Finding Value In The Information Age: A Jackie Bradley Jr. Story
Quick context: I love playing fantasy sports — I love the intersection of sports, management, strategy and camaraderie.
A common message in fantasy sports — and anything, really — is the idea of “buy low, sell high.” First off, I don’t even believe this to be totally possible. In fact, I constantly remind myself, particularly as it pertains to investing: “You will never buy at the lowest point, nor will you ever sell at the highest.” Call me a pessimist, but I find it a helpful reminder to keep me sane.
Back to fantasy. Particularly in the information age with advanced public stats, podcasts, Fangraphs, Twitter and the like, it’s really difficult to find a “true” edge. Sure, there are some “buy low” players touted by many — Manny Machado, Todd Frazier, Carlos Gonzalez, to name a few — but, by and large, these are proven players that nearly everyone, including their fantasy owners, knows are “buy low” players, thus reducing their discount to nil.
Now, this is why I love fantasy. If everyone knows who the “buy low” players are, how can you gain an edge? That question and constant pursuit of a competitive advantage drives me everyday.
And that’s why I’m here to discuss Jackie Bradley Jr. For a player mostly known for his defense, Bradley Jr. has developed into a useful fantasy asset. By varying calculations, he was a $15–29 player last year, good for (at worst) the 16th best OF in the game. A wide range, sure, but one suggesting meaningful value either way. Yet, in fantasy drafts this year, he wasn’t treated as such. For instance, in NFBC leagues, he was, on average, taken as the 42nd OF. I found this to be consistent with my experience, where he went as a $1–3 player in both of my leagues.
Meanwhile, projection systems expect performance similar to last season. Steamer projects him for 20 HR, 77 RBI, 75 runs, 7 SB and a .265/.347/.458 triple slash, per 600 PA. This doesn’t look terribly far off from his 26 HR, 87 RBI, 94 Runs, 9 SB and .267/.349/.486 triple slash in 636 PA last season, where he produced as high as a $29 player.
Even if you want to argue the projections aren’t 100% buying into what he did last year — fair enough — his performance to date suggest projections are underselling him. After missing two weeks on the DL in April with a sprained ligament in his knee, Bradley predictably got off to a slow start in April with a 52 wRC+ in 48 PA.
Since the (admittedly arbitrary) beginning of May, as of 6/20/17, Bradley has seemingly gotten healthy and posted a robust .277/.374/.525 triple slash in 163 PA, good for a 131 wRC+. While picking arbitrary endpoints can make any player look favorable, Bradley’s injury-plagued April suggests valid reasoning to look beyond that.

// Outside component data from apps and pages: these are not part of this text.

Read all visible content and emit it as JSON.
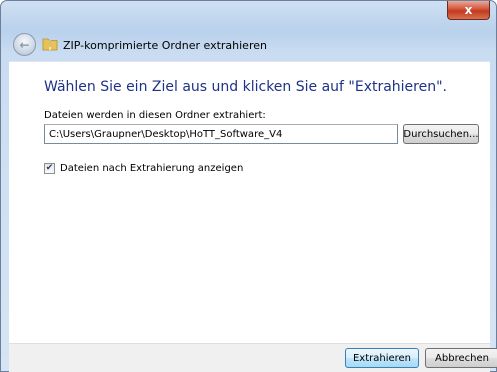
{
  "window": {
    "close_label": "x",
    "title": "ZIP-komprimierte Ordner extrahieren",
    "back_icon": "back-arrow-icon",
    "title_icon": "zip-folder-icon"
  },
  "main": {
    "heading": "Wählen Sie ein Ziel aus und klicken Sie auf \"Extrahieren\".",
    "field_label": "Dateien werden in diesen Ordner extrahiert:",
    "path_value": "C:\\Users\\Graupner\\Desktop\\HoTT_Software_V4",
    "browse_label": "Durchsuchen...",
    "checkbox_label": "Dateien nach Extrahierung anzeigen",
    "checkbox_checked": true
  },
  "footer": {
    "extract_label": "Extrahieren",
    "cancel_label": "Abbrechen"
  },
  "colors": {
    "heading": "#1e3287",
    "close_button": "#c23a1f"
  }
}
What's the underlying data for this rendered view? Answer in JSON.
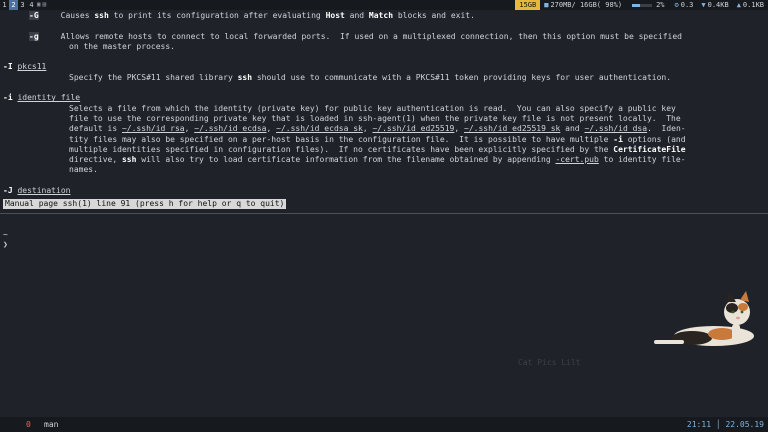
{
  "topbar": {
    "workspaces": [
      "1",
      "2",
      "3",
      "4"
    ],
    "active_workspace": "2",
    "memory_badge": "15GB",
    "ram_text": "270MB/ 16GB( 98%)",
    "cpu_text": "2%",
    "temp_text": "0.3",
    "net_down": "0.4KB",
    "net_up": "0.1KB",
    "colors": {
      "accent": "#4e6fa6",
      "badge": "#e6b93b",
      "icon": "#7fb4e0"
    }
  },
  "man": {
    "line1_opt": "-G",
    "line1_text_a": "Causes ",
    "line1_bold1": "ssh",
    "line1_text_b": " to print its configuration after evaluating ",
    "line1_bold2": "Host",
    "line1_text_c": " and ",
    "line1_bold3": "Match",
    "line1_text_d": " blocks and exit.",
    "g_opt": "-g",
    "g_line1": "Allows remote hosts to connect to local forwarded ports.  If used on a multiplexed connection, then this option must be specified",
    "g_line2": "on the master process.",
    "i_opt": "-I",
    "i_arg": "pkcs11",
    "i_text_a": "Specify the PKCS#11 shared library ",
    "i_bold": "ssh",
    "i_text_b": " should use to communicate with a PKCS#11 token providing keys for user authentication.",
    "iid_opt": "-i",
    "iid_arg": "identity_file",
    "iid_l1": "Selects a file from which the identity (private key) for public key authentication is read.  You can also specify a public key",
    "iid_l2": "file to use the corresponding private key that is loaded in ssh-agent(1) when the private key file is not present locally.  The",
    "iid_l3_a": "default is ",
    "iid_f1": "~/.ssh/id_rsa",
    "iid_f2": "~/.ssh/id_ecdsa",
    "iid_f3": "~/.ssh/id_ecdsa_sk",
    "iid_f4": "~/.ssh/id_ed25519",
    "iid_f5": "~/.ssh/id_ed25519_sk",
    "iid_and": " and ",
    "iid_f6": "~/.ssh/id_dsa",
    "iid_l3_end": ".  Iden-",
    "iid_l4_a": "tity files may also be specified on a per-host basis in the configuration file.  It is possible to have multiple ",
    "iid_l4_bold": "-i",
    "iid_l4_b": " options (and",
    "iid_l5_a": "multiple identities specified in configuration files).  If no certificates have been explicitly specified by the ",
    "iid_l5_bold": "CertificateFile",
    "iid_l6_a": "directive, ",
    "iid_l6_bold": "ssh",
    "iid_l6_b": " will also try to load certificate information from the filename obtained by appending ",
    "iid_l6_u": "-cert.pub",
    "iid_l6_c": " to identity file-",
    "iid_l7": "names.",
    "j_opt": "-J",
    "j_arg": "destination"
  },
  "status_line": "Manual page ssh(1) line 91 (press h for help or q to quit)",
  "prompt": {
    "tilde": "~",
    "arrow": "❯"
  },
  "watermark": "Cat Pics Lilt",
  "bottombar": {
    "window_index": "0",
    "window_name": "man",
    "time": "21:11",
    "date": "22.05.19"
  }
}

Similarly, while any player can ride a BABIP-fueled hot streak, Andrew Perpetua’s xStats.org — which use a player’s batted ball data, namely exit velocity and launch angle, to determine what a player should be hitting — suggests Bradley has been slightly unlucky. Perpetua’s xStats (as of 6/19/17) suggest Bradley should be hitting .277/.380/.508 with 10 HR, while his actual triple slash reads .250/.343/.456 with 8 HR. Furthermore, Bradley’s YTD per 600 pace — even with his poor April — isn’t far off from last year’s, save for runs. When looking at only May and beyond, things get even juicier:
2016 per 600 PA: 25 HR, 82 RBI, 89 Runs, 8 SB | .267/.349/.486, 118 wRC+

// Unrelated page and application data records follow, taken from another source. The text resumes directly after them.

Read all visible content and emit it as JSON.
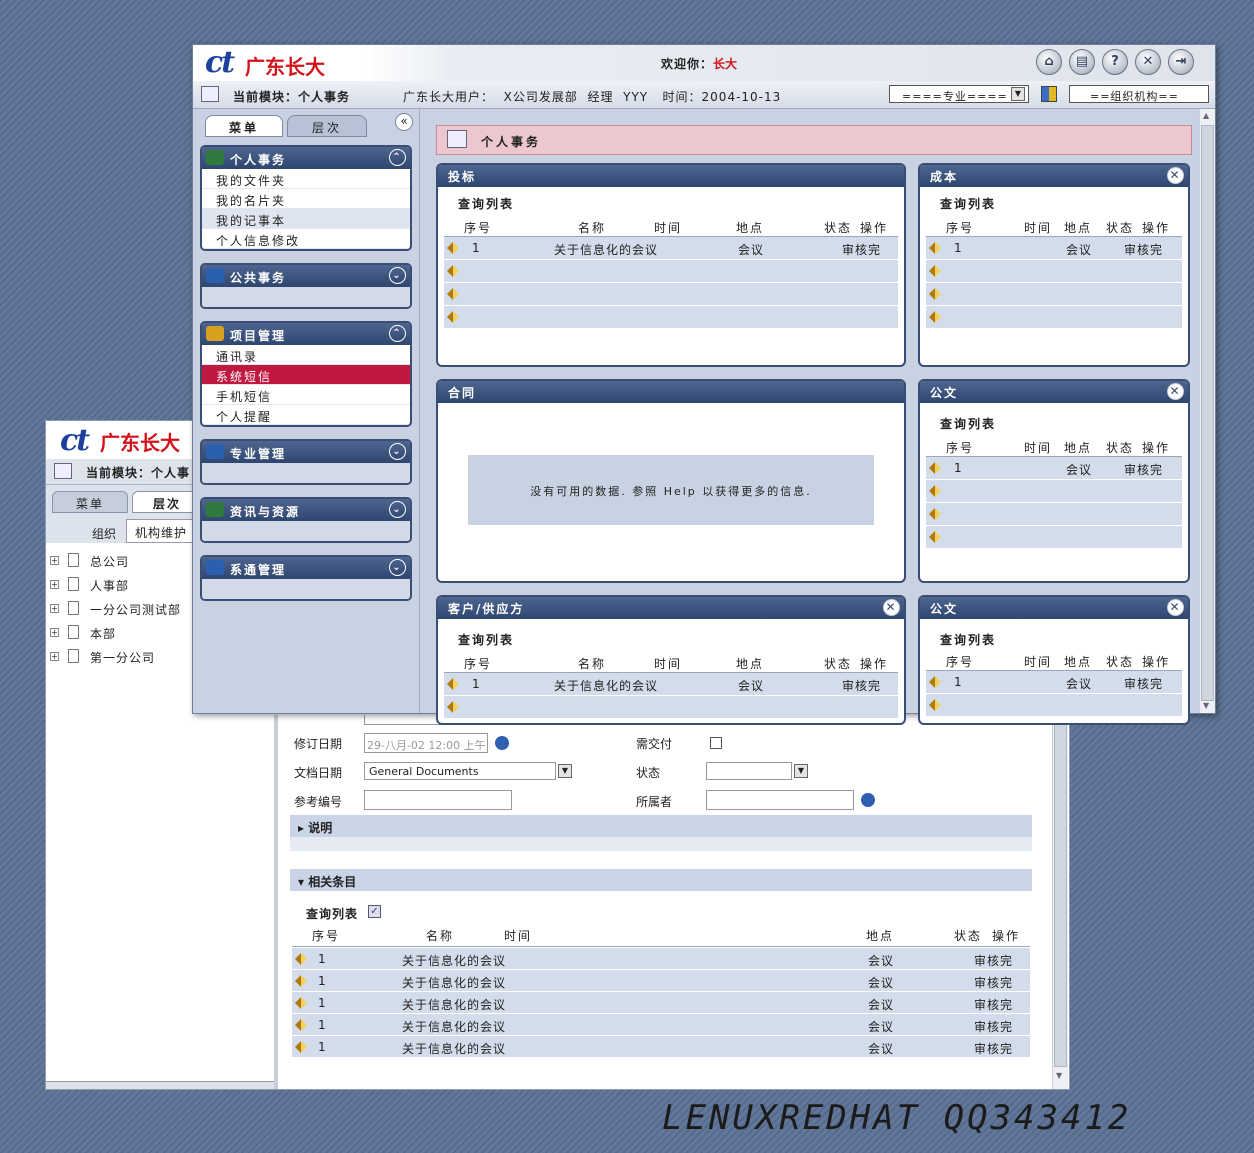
{
  "logo": {
    "mark": "ct",
    "text": "广东长大"
  },
  "front": {
    "welcome_label": "欢迎你：",
    "welcome_user": "长大",
    "module_label": "当前模块：个人事务",
    "user_info": "广东长大用户：  X公司发展部  经理  YYY   时间：2004-10-13",
    "specialty_select": "====专业====",
    "org_box": "==组织机构==",
    "tabs": [
      "菜单",
      "层次"
    ],
    "collapse_glyph": "«",
    "main_title": "个人事务",
    "sidebar": [
      {
        "title": "个人事务",
        "toggle": "⌃",
        "items": [
          "我的文件夹",
          "我的名片夹",
          "我的记事本",
          "个人信息修改"
        ],
        "highlighted": 2
      },
      {
        "title": "公共事务",
        "toggle": "⌄",
        "items": []
      },
      {
        "title": "项目管理",
        "toggle": "⌃",
        "items": [
          "通讯录",
          "系统短信",
          "手机短信",
          "个人提醒"
        ],
        "selected": 1
      },
      {
        "title": "专业管理",
        "toggle": "⌄",
        "items": []
      },
      {
        "title": "资讯与资源",
        "toggle": "⌄",
        "items": []
      },
      {
        "title": "系通管理",
        "toggle": "⌄",
        "items": []
      }
    ],
    "panels": {
      "bid": {
        "title": "投标",
        "sub": "查询列表",
        "headers": [
          "序号",
          "名称",
          "时间",
          "地点",
          "状态",
          "操作"
        ],
        "row": {
          "no": "1",
          "name": "关于信息化的会议",
          "place": "会议",
          "status": "审核完"
        }
      },
      "cost": {
        "title": "成本",
        "sub": "查询列表",
        "headers": [
          "序号",
          "时间",
          "地点",
          "状态",
          "操作"
        ],
        "row": {
          "no": "1",
          "place": "会议",
          "status": "审核完"
        }
      },
      "contract": {
        "title": "合同",
        "empty": "没有可用的数据.  参照 Help 以获得更多的信息."
      },
      "doc1": {
        "title": "公文",
        "sub": "查询列表",
        "headers": [
          "序号",
          "时间",
          "地点",
          "状态",
          "操作"
        ],
        "row": {
          "no": "1",
          "place": "会议",
          "status": "审核完"
        }
      },
      "client": {
        "title": "客户/供应方",
        "sub": "查询列表",
        "headers": [
          "序号",
          "名称",
          "时间",
          "地点",
          "状态",
          "操作"
        ],
        "row": {
          "no": "1",
          "name": "关于信息化的会议",
          "place": "会议",
          "status": "审核完"
        }
      },
      "doc2": {
        "title": "公文",
        "sub": "查询列表",
        "headers": [
          "序号",
          "时间",
          "地点",
          "状态",
          "操作"
        ],
        "row": {
          "no": "1",
          "place": "会议",
          "status": "审核完"
        }
      }
    }
  },
  "back": {
    "module_label": "当前模块：个人事",
    "tabs": [
      "菜单",
      "层次"
    ],
    "org_label": "组织",
    "org_button": "机构维护",
    "tree": [
      "总公司",
      "人事部",
      "一分公司测试部",
      "本部",
      "第一分公司"
    ],
    "form": {
      "revision_date_label": "修订日期",
      "revision_date_value": "29-八月-02 12:00 上午",
      "doc_date_label": "文档日期",
      "doc_date_value": "General Documents",
      "ref_label": "参考编号",
      "deliver_label": "需交付",
      "status_label": "状态",
      "owner_label": "所属者"
    },
    "desc_section": "说明",
    "related_section": "相关条目",
    "query_label": "查询列表",
    "table_headers": [
      "序号",
      "名称",
      "时间",
      "地点",
      "状态",
      "操作"
    ],
    "rows": [
      {
        "no": "1",
        "name": "关于信息化的会议",
        "place": "会议",
        "status": "审核完"
      },
      {
        "no": "1",
        "name": "关于信息化的会议",
        "place": "会议",
        "status": "审核完"
      },
      {
        "no": "1",
        "name": "关于信息化的会议",
        "place": "会议",
        "status": "审核完"
      },
      {
        "no": "1",
        "name": "关于信息化的会议",
        "place": "会议",
        "status": "审核完"
      },
      {
        "no": "1",
        "name": "关于信息化的会议",
        "place": "会议",
        "status": "审核完"
      }
    ]
  },
  "watermark": "LENUXREDHAT QQ343412"
}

2017 per 600 PA: 23 HR, 84 RBI, 64 Runs, 6 SB | .250/.343/.456, 105 wRC+
2017 per 600 PA (Since 5/1): 29 HR, 92 RBI, 70 Runs, 4 SB | .277/.374/.525, 131 wRC+

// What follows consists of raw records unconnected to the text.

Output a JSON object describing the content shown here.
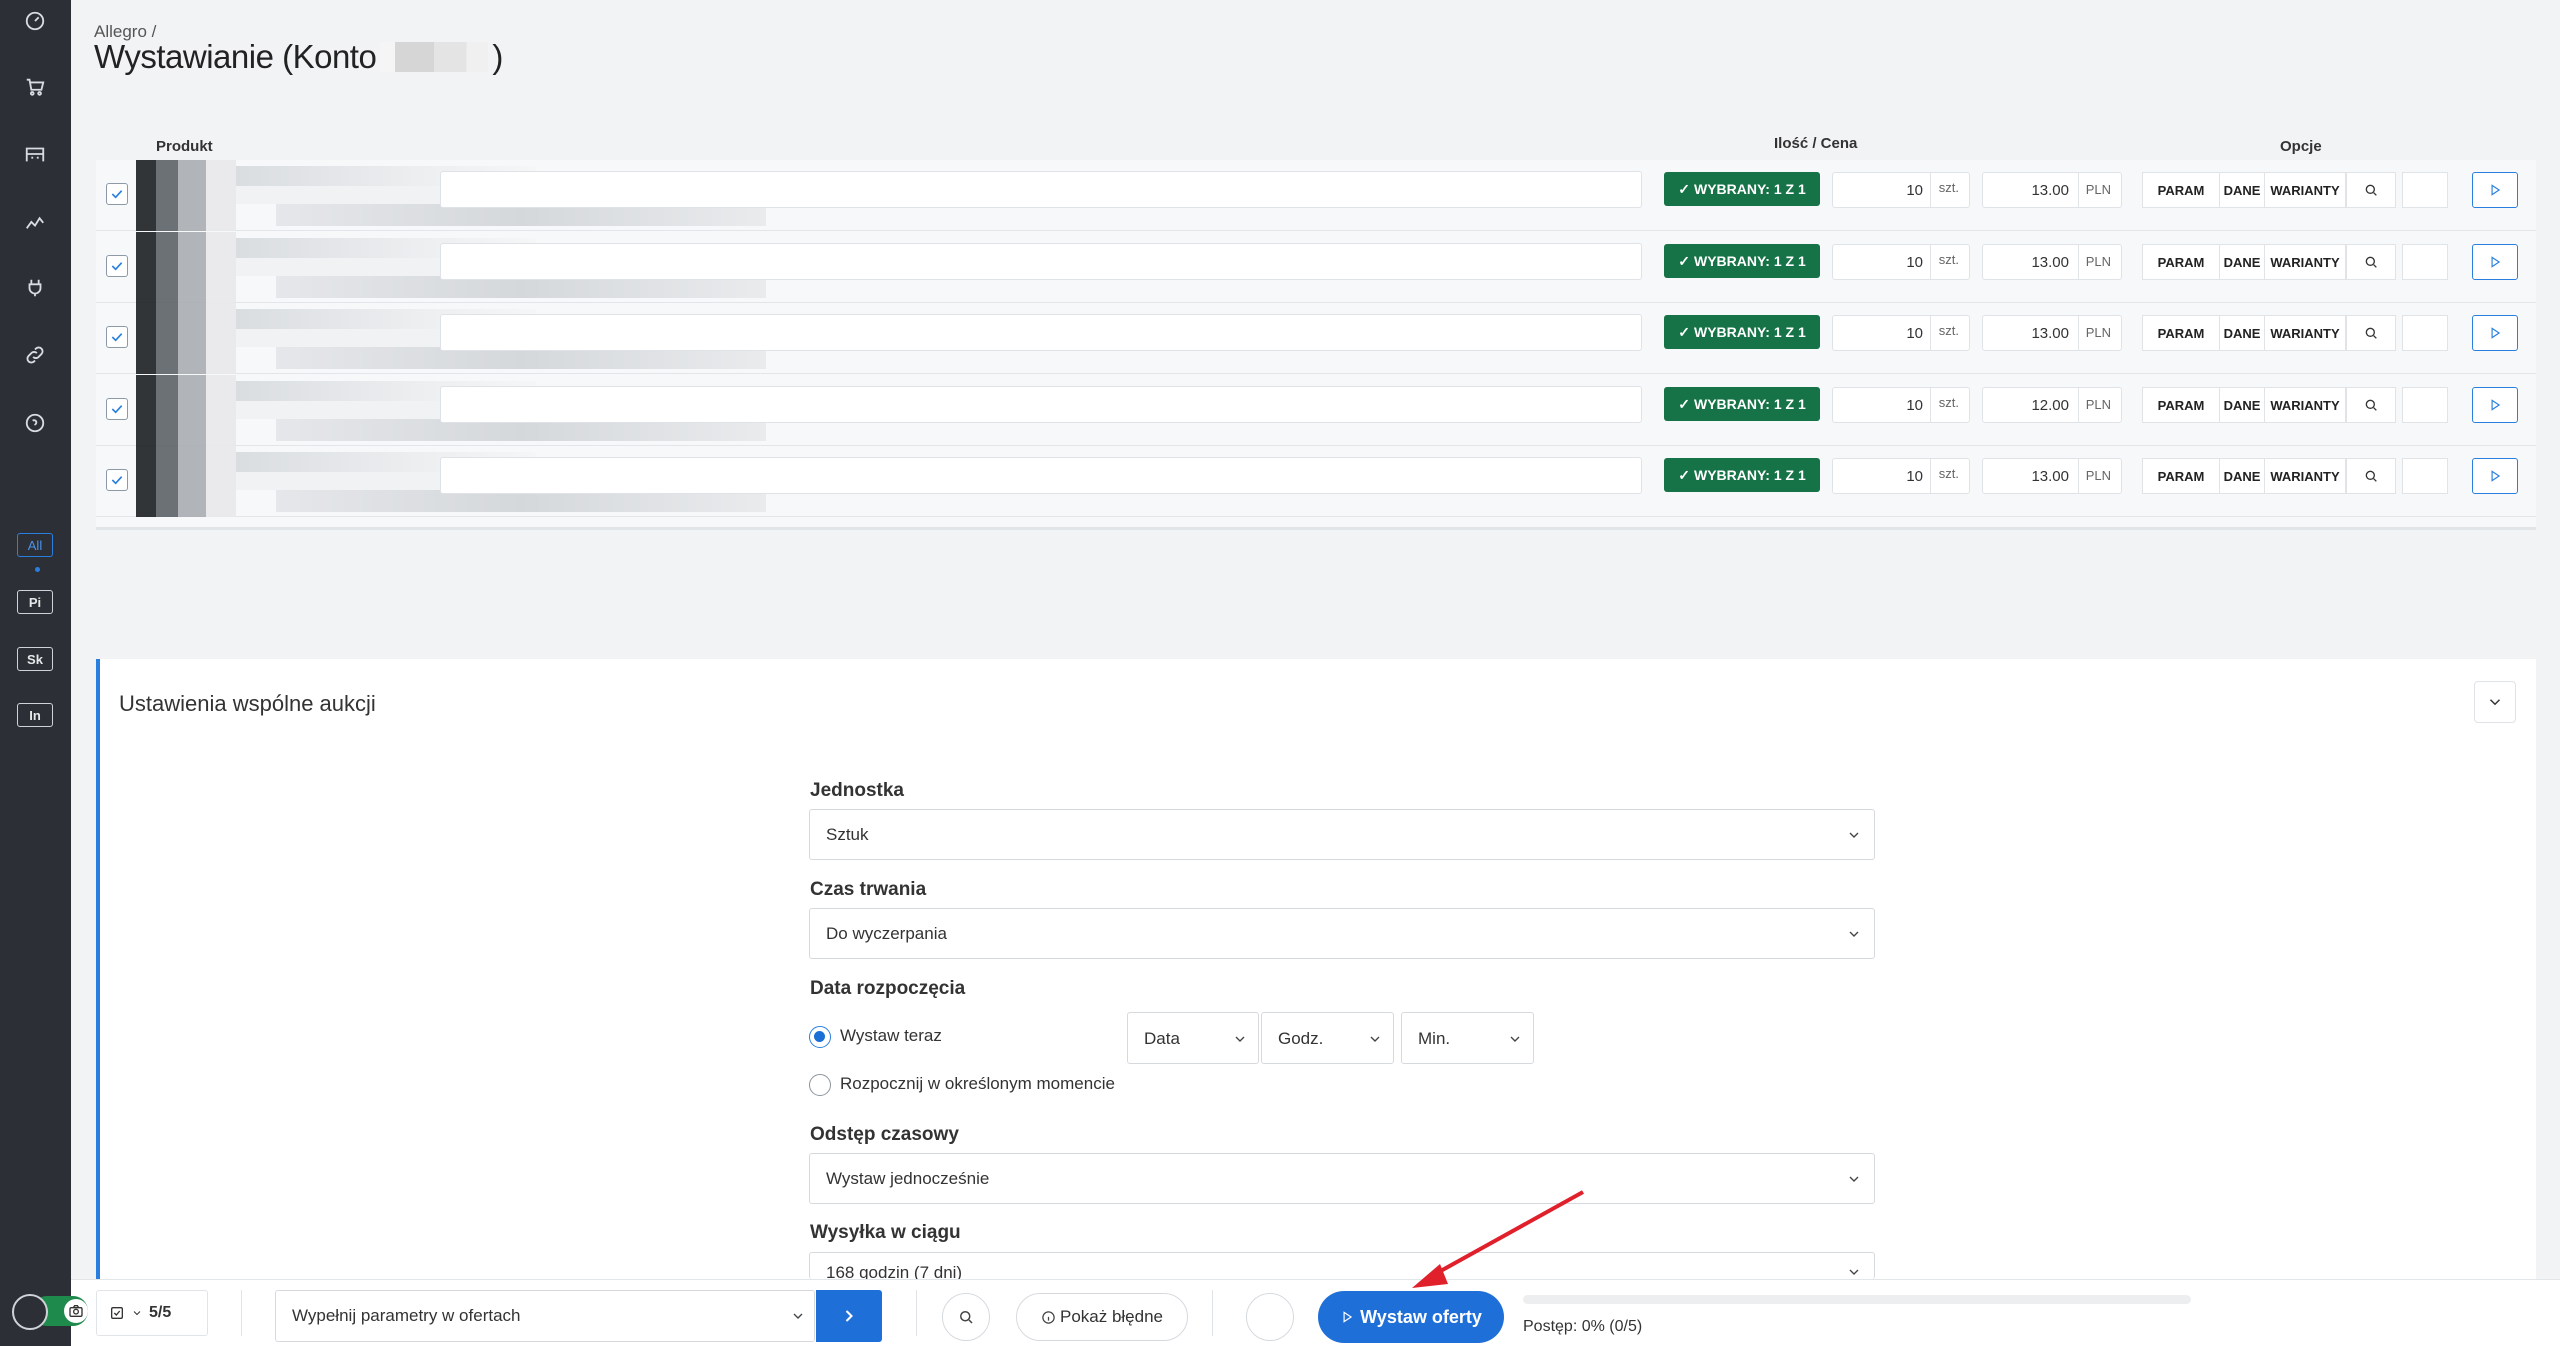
{
  "header": {
    "breadcrumb": "Allegro /",
    "title_prefix": "Wystawianie (Konto",
    "title_suffix": ")"
  },
  "sidebar": {
    "icons": [
      "dashboard-icon",
      "cart-icon",
      "warehouse-icon",
      "stats-icon",
      "plug-icon",
      "link-icon",
      "help-icon"
    ],
    "badges": [
      "All",
      "Pi",
      "Sk",
      "In"
    ]
  },
  "table": {
    "col_product": "Produkt",
    "col_qty_price": "Ilość / Cena",
    "col_options": "Opcje",
    "rows": [
      {
        "selected_label": "WYBRANY: 1 Z 1",
        "qty": "10",
        "qty_unit": "szt.",
        "price": "13.00",
        "currency": "PLN"
      },
      {
        "selected_label": "WYBRANY: 1 Z 1",
        "qty": "10",
        "qty_unit": "szt.",
        "price": "13.00",
        "currency": "PLN"
      },
      {
        "selected_label": "WYBRANY: 1 Z 1",
        "qty": "10",
        "qty_unit": "szt.",
        "price": "13.00",
        "currency": "PLN"
      },
      {
        "selected_label": "WYBRANY: 1 Z 1",
        "qty": "10",
        "qty_unit": "szt.",
        "price": "12.00",
        "currency": "PLN"
      },
      {
        "selected_label": "WYBRANY: 1 Z 1",
        "qty": "10",
        "qty_unit": "szt.",
        "price": "13.00",
        "currency": "PLN"
      }
    ],
    "opt_param": "PARAM",
    "opt_dane": "DANE",
    "opt_warianty": "WARIANTY"
  },
  "settings": {
    "title": "Ustawienia wspólne aukcji",
    "unit_label": "Jednostka",
    "unit_value": "Sztuk",
    "duration_label": "Czas trwania",
    "duration_value": "Do wyczerpania",
    "start_label": "Data rozpoczęcia",
    "start_now": "Wystaw teraz",
    "start_scheduled": "Rozpocznij w określonym momencie",
    "date_placeholder": "Data",
    "hour_placeholder": "Godz.",
    "min_placeholder": "Min.",
    "interval_label": "Odstęp czasowy",
    "interval_value": "Wystaw jednocześnie",
    "shipping_label": "Wysyłka w ciągu",
    "shipping_value": "168 godzin (7 dni)"
  },
  "bottombar": {
    "selected_count": "5/5",
    "action_value": "Wypełnij parametry w ofertach",
    "show_errors": "Pokaż błędne",
    "publish": "Wystaw oferty",
    "progress_label": "Postęp:",
    "progress_value": "0% (0/5)",
    "progress_fraction": 0
  },
  "colors": {
    "accent": "#1f6fd8",
    "success": "#157347",
    "sidebar": "#2c3036",
    "annotation_arrow": "#e0202a"
  }
}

When looking at these numbers, combining the counting stats pace with his YTD xStats, we’re looking at a player — save for runs and, perhaps, SB — likely to put up similar, if not better, numbers the rest of the way. This doesn’t even get into the potential growth of a former 1st round supplemental pick still just 27-years-old, such as his improved strikeout and walk rates. Furthermore, you wonder if the runs and SB numbers will pick up as Bradley gets healthier and Boston’s offense heats up with the summer temperatures. Even so, given his draft day price and YTD “disappointing” performance, Bradley should come practically free … and, in the process, a near-lock to generate a tidy profit.